→ **EXERCISE BRIEF**: Look for the word "accent" in the material below, then report each line where it occurs.

→ **AVAILABLE RECORDS**:
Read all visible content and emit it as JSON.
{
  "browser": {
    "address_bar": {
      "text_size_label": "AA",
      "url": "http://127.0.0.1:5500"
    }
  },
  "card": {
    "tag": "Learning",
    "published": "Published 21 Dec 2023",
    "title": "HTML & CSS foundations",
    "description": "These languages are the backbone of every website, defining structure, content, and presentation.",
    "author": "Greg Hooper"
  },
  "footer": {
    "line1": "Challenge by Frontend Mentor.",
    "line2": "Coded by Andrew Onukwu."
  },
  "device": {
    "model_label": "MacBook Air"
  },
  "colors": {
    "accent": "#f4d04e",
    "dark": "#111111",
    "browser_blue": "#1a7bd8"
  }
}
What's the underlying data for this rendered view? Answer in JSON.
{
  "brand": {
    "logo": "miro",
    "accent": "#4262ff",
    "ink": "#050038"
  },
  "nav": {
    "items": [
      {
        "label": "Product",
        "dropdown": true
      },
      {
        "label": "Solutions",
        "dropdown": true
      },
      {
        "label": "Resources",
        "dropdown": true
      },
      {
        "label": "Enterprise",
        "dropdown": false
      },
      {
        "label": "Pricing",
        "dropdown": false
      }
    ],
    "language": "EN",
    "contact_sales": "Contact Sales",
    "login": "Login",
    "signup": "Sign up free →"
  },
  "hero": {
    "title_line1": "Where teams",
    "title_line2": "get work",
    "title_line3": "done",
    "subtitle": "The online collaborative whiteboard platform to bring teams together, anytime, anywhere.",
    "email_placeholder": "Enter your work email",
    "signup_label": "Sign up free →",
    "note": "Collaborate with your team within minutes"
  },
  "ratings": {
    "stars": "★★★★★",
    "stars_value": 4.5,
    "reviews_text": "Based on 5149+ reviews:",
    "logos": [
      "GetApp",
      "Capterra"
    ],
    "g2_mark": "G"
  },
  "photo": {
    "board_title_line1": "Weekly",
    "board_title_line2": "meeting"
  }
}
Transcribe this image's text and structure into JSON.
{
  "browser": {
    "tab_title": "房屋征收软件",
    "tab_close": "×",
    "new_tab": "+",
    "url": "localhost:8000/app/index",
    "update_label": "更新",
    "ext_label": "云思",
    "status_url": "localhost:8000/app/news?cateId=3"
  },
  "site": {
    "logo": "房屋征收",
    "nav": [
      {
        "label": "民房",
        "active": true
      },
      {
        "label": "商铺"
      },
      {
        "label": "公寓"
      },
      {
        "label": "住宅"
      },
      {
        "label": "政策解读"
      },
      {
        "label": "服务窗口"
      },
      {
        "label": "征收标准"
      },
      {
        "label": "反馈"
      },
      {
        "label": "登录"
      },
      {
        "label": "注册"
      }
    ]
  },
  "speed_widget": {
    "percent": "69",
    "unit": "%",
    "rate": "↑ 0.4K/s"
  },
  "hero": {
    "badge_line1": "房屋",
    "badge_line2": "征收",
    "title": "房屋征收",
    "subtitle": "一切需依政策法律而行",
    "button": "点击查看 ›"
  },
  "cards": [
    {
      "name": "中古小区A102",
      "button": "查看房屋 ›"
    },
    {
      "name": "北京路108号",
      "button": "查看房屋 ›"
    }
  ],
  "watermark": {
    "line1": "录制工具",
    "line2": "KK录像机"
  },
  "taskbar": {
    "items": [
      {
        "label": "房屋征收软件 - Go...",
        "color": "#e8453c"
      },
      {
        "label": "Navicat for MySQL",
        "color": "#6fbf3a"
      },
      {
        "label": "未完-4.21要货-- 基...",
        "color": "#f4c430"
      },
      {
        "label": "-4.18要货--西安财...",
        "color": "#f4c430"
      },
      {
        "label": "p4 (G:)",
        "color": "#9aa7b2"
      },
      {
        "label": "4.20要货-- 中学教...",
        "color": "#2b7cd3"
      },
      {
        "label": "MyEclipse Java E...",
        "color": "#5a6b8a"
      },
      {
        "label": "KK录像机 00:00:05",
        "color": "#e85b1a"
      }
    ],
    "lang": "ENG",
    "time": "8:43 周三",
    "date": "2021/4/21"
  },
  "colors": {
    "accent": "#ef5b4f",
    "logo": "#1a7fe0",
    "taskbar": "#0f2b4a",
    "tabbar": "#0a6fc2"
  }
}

→ **RESPONSE BELOW**:
    "accent": "#f4d04e",
    "accent": "#4262ff",
    "accent": "#ef5b4f",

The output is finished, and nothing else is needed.